Action item :: Search the entries below for "Dimensiones". Report each line where it occurs.

Working data ::

-------

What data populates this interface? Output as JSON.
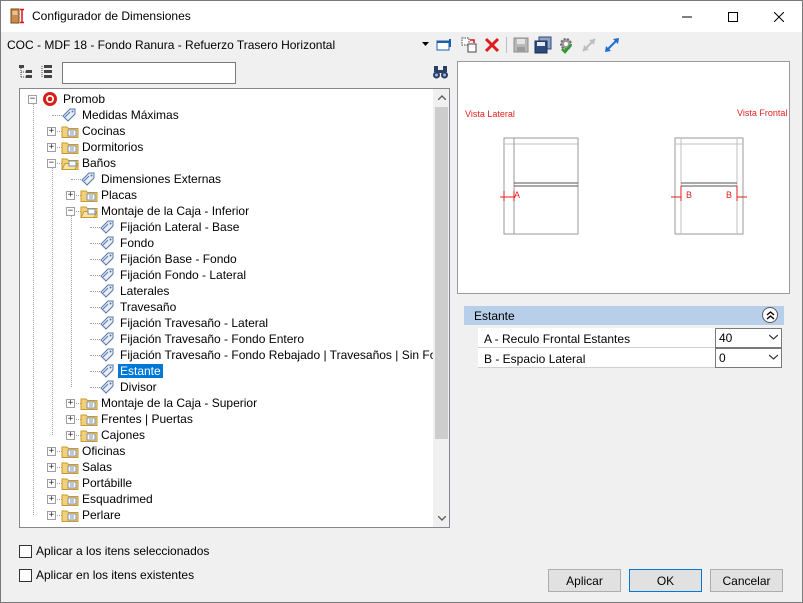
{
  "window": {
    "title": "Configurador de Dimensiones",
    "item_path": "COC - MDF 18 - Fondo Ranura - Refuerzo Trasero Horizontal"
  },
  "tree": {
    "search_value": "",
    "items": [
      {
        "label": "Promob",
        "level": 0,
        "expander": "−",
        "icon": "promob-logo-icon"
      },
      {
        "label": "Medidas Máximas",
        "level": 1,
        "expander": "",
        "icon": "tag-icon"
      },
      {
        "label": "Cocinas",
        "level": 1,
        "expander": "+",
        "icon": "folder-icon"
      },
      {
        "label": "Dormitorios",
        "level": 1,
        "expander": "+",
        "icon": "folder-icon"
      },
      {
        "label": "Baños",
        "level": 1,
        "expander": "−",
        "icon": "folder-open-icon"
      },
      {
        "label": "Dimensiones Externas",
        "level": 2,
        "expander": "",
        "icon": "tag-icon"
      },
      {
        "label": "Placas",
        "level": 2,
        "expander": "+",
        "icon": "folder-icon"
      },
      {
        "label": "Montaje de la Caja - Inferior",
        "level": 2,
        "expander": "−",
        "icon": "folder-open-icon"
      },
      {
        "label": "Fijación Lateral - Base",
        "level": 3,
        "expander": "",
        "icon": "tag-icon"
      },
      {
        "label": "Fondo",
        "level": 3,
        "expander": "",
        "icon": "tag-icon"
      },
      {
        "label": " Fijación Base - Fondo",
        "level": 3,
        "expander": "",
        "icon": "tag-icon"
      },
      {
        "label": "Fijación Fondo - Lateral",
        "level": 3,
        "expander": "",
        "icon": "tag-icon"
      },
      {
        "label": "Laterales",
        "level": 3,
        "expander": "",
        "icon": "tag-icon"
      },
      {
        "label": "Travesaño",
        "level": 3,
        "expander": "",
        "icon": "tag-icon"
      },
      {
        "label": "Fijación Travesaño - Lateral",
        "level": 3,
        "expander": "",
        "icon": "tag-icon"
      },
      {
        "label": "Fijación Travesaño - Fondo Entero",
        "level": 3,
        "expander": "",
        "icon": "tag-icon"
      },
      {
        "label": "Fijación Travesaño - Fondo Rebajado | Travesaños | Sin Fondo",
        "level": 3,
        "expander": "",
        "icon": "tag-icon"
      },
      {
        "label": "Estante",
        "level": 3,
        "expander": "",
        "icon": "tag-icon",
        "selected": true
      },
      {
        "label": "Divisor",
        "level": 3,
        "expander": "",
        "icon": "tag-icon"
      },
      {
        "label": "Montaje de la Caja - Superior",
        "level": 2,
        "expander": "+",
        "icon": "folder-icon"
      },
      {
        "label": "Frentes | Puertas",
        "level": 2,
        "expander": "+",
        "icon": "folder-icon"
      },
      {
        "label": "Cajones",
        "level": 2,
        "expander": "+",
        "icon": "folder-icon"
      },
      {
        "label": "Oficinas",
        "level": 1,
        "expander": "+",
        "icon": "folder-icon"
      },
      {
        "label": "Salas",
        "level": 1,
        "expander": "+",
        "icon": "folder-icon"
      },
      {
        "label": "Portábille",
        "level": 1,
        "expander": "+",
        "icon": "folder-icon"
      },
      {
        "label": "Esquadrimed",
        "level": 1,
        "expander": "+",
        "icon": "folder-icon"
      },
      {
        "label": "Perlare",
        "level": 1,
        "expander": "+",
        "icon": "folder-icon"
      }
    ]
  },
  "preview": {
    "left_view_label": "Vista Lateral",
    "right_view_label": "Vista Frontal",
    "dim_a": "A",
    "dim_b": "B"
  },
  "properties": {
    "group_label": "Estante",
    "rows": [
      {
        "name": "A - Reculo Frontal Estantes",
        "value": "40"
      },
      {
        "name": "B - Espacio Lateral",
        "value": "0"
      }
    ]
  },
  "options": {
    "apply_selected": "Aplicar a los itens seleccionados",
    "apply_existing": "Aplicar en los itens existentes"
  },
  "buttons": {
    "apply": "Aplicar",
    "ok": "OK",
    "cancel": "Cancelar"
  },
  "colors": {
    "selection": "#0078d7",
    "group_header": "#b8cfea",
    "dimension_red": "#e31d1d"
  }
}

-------

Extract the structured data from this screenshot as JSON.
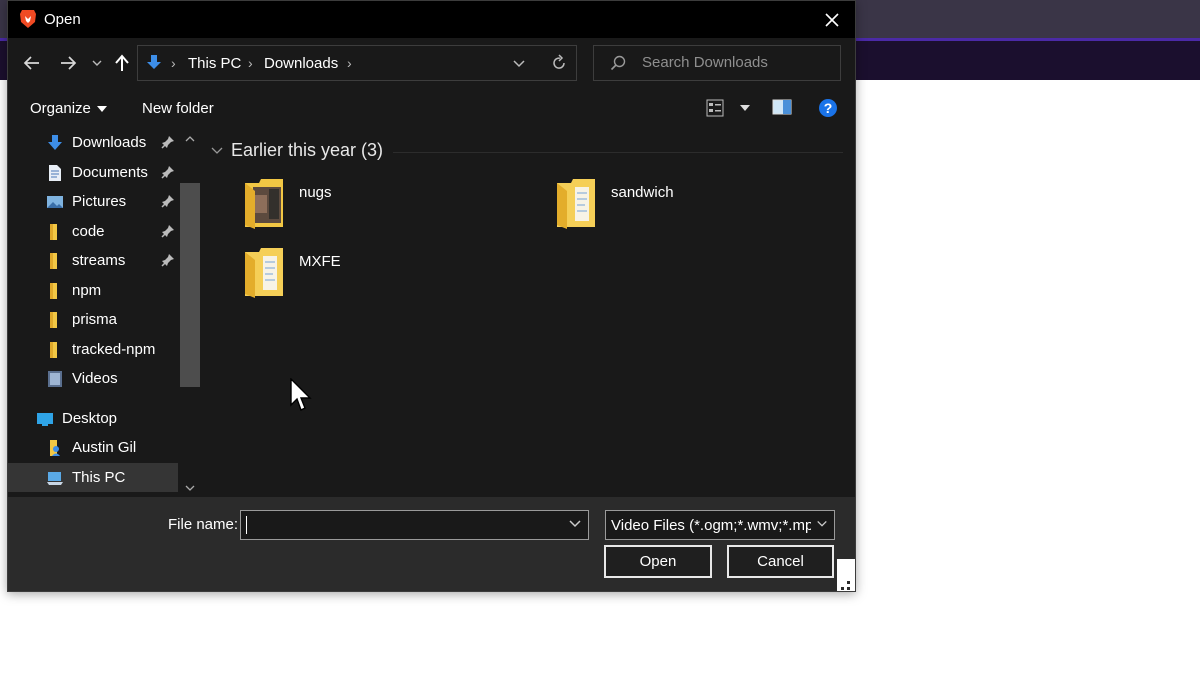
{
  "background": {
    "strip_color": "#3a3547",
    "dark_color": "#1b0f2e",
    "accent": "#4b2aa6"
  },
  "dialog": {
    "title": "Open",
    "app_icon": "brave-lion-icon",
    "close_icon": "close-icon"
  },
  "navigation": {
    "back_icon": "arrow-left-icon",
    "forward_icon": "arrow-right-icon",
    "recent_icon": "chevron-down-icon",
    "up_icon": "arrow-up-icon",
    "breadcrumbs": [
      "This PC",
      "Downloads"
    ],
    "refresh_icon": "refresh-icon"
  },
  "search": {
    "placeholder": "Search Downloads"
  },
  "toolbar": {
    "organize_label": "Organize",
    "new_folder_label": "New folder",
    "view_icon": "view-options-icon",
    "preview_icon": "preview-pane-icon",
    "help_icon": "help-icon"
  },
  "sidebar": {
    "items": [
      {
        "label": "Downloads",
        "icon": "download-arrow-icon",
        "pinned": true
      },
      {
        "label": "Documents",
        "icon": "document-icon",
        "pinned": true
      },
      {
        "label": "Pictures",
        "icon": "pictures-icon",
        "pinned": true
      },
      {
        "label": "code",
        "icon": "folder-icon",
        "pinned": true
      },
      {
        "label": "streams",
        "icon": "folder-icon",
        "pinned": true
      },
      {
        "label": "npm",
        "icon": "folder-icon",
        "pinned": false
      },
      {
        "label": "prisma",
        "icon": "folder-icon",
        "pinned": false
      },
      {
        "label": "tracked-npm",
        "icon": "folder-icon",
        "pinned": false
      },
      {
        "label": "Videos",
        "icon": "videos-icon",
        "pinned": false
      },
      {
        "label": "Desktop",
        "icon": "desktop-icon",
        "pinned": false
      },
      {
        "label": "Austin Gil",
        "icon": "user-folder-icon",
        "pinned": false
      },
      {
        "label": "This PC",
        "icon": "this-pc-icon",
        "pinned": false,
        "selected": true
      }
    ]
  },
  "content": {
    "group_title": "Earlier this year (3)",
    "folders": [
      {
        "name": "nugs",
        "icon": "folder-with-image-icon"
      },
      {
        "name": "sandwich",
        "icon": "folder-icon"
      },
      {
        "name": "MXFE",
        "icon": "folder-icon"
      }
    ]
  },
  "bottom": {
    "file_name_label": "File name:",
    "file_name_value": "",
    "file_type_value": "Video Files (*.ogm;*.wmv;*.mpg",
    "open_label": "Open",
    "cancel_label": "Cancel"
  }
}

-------

Reply ::
    "title": "Configurador de Dimensiones",
        "label": "Dimensiones Externas",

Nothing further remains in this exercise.